- _The task_
The answer must consist of every line from the entries that holds the word "kind".

- _Supplied material_
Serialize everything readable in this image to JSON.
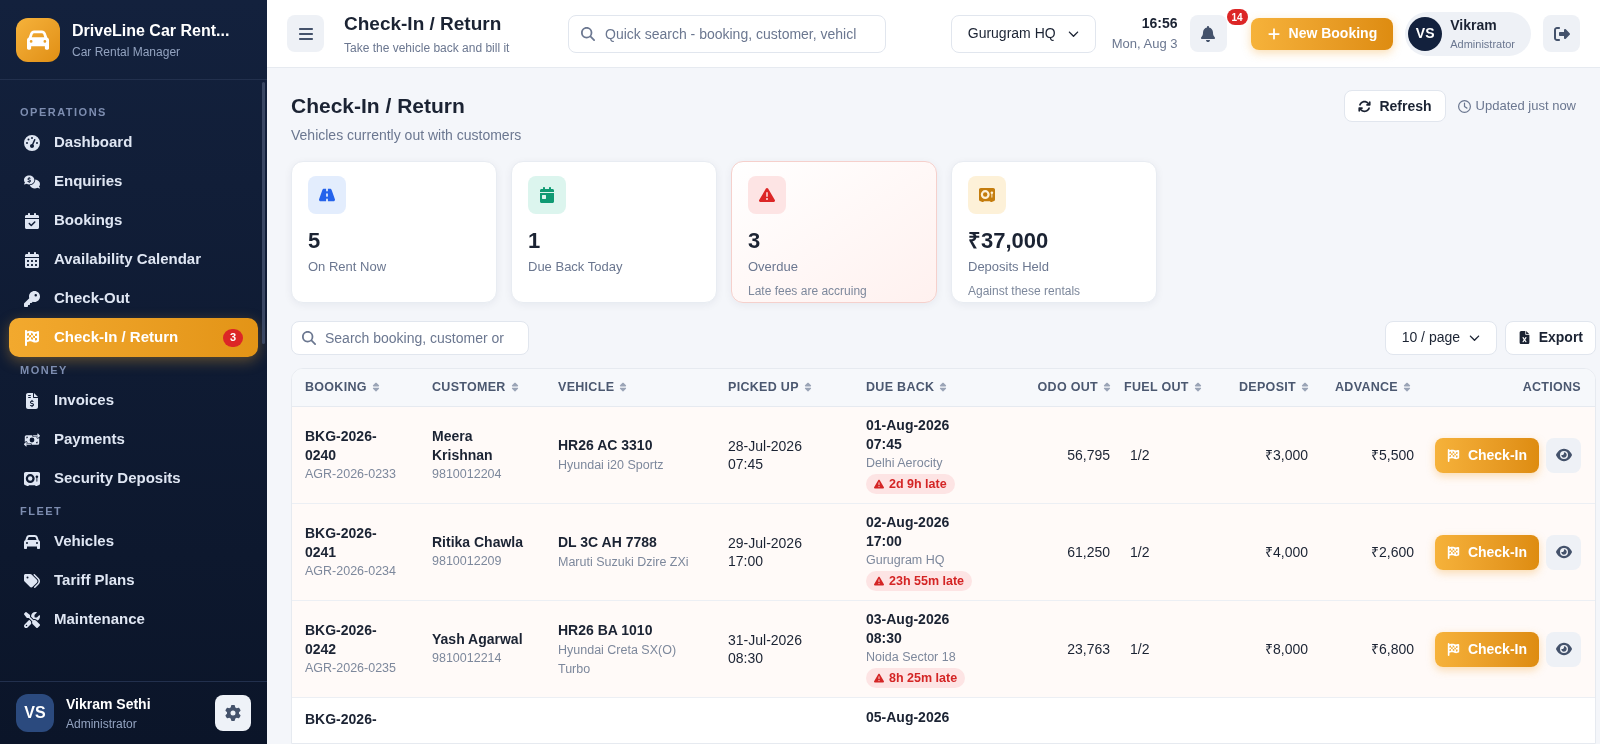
{
  "sidebar": {
    "brand": {
      "name": "DriveLine Car Rent...",
      "tagline": "Car Rental Manager"
    },
    "sections": [
      {
        "title": "OPERATIONS",
        "items": [
          {
            "label": "Dashboard",
            "selected": false
          },
          {
            "label": "Enquiries",
            "selected": false
          },
          {
            "label": "Bookings",
            "selected": false
          },
          {
            "label": "Availability Calendar",
            "selected": false
          },
          {
            "label": "Check-Out",
            "selected": false
          },
          {
            "label": "Check-In / Return",
            "selected": true,
            "badge": "3"
          }
        ]
      },
      {
        "title": "MONEY",
        "items": [
          {
            "label": "Invoices",
            "selected": false
          },
          {
            "label": "Payments",
            "selected": false
          },
          {
            "label": "Security Deposits",
            "selected": false
          }
        ]
      },
      {
        "title": "FLEET",
        "items": [
          {
            "label": "Vehicles",
            "selected": false
          },
          {
            "label": "Tariff Plans",
            "selected": false
          },
          {
            "label": "Maintenance",
            "selected": false
          }
        ]
      }
    ],
    "user": {
      "initials": "VS",
      "name": "Vikram Sethi",
      "role": "Administrator"
    }
  },
  "header": {
    "title": "Check-In / Return",
    "subtitle": "Take the vehicle back and bill it",
    "search": {
      "placeholder": "Quick search - booking, customer, vehicl"
    },
    "branch": "Gurugram HQ",
    "time": "16:56",
    "date": "Mon, Aug 3",
    "notifications": "14",
    "new_booking": "New Booking",
    "user": {
      "initials": "VS",
      "name": "Vikram",
      "role": "Administrator"
    }
  },
  "page": {
    "title": "Check-In / Return",
    "subtitle": "Vehicles currently out with customers",
    "refresh": "Refresh",
    "updated": "Updated just now"
  },
  "stats": [
    {
      "kind": "info",
      "value": "5",
      "label": "On Rent Now"
    },
    {
      "kind": "success",
      "value": "1",
      "label": "Due Back Today"
    },
    {
      "kind": "danger",
      "value": "3",
      "label": "Overdue",
      "note": "Late fees are accruing"
    },
    {
      "kind": "warning",
      "value": "₹37,000",
      "label": "Deposits Held",
      "note": "Against these rentals"
    }
  ],
  "toolbar": {
    "search": {
      "placeholder": "Search booking, customer or"
    },
    "page_size": "10 / page",
    "export": "Export"
  },
  "table": {
    "columns": [
      {
        "label": "BOOKING",
        "sortable": true
      },
      {
        "label": "CUSTOMER",
        "sortable": true
      },
      {
        "label": "VEHICLE",
        "sortable": true
      },
      {
        "label": "PICKED UP",
        "sortable": true
      },
      {
        "label": "DUE BACK",
        "sortable": true
      },
      {
        "label": "ODO OUT",
        "sortable": true
      },
      {
        "label": "FUEL OUT",
        "sortable": true
      },
      {
        "label": "DEPOSIT",
        "sortable": true
      },
      {
        "label": "ADVANCE",
        "sortable": true
      },
      {
        "label": "ACTIONS",
        "sortable": false
      }
    ],
    "rows": [
      {
        "overdue": true,
        "booking": "BKG-2026-0240",
        "agreement": "AGR-2026-0233",
        "customer": "Meera Krishnan",
        "phone": "9810012204",
        "plate": "HR26 AC 3310",
        "model": "Hyundai i20 Sportz",
        "picked_up": "28-Jul-2026 07:45",
        "due_back": "01-Aug-2026 07:45",
        "location": "Delhi Aerocity",
        "late": "2d 9h late",
        "odo": "56,795",
        "fuel": "1/2",
        "deposit": "₹3,000",
        "advance": "₹5,500",
        "action": "Check-In"
      },
      {
        "overdue": true,
        "booking": "BKG-2026-0241",
        "agreement": "AGR-2026-0234",
        "customer": "Ritika Chawla",
        "phone": "9810012209",
        "plate": "DL 3C AH 7788",
        "model": "Maruti Suzuki Dzire ZXi",
        "picked_up": "29-Jul-2026 17:00",
        "due_back": "02-Aug-2026 17:00",
        "location": "Gurugram HQ",
        "late": "23h 55m late",
        "odo": "61,250",
        "fuel": "1/2",
        "deposit": "₹4,000",
        "advance": "₹2,600",
        "action": "Check-In"
      },
      {
        "overdue": true,
        "booking": "BKG-2026-0242",
        "agreement": "AGR-2026-0235",
        "customer": "Yash Agarwal",
        "phone": "9810012214",
        "plate": "HR26 BA 1010",
        "model": "Hyundai Creta SX(O) Turbo",
        "picked_up": "31-Jul-2026 08:30",
        "due_back": "03-Aug-2026 08:30",
        "location": "Noida Sector 18",
        "late": "8h 25m late",
        "odo": "23,763",
        "fuel": "1/2",
        "deposit": "₹8,000",
        "advance": "₹6,800",
        "action": "Check-In"
      },
      {
        "booking": "BKG-2026-",
        "due_back": "05-Aug-2026"
      }
    ]
  }
}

- _Exercise response_
      "kind": "info",
      "kind": "success",
      "kind": "danger",
      "kind": "warning",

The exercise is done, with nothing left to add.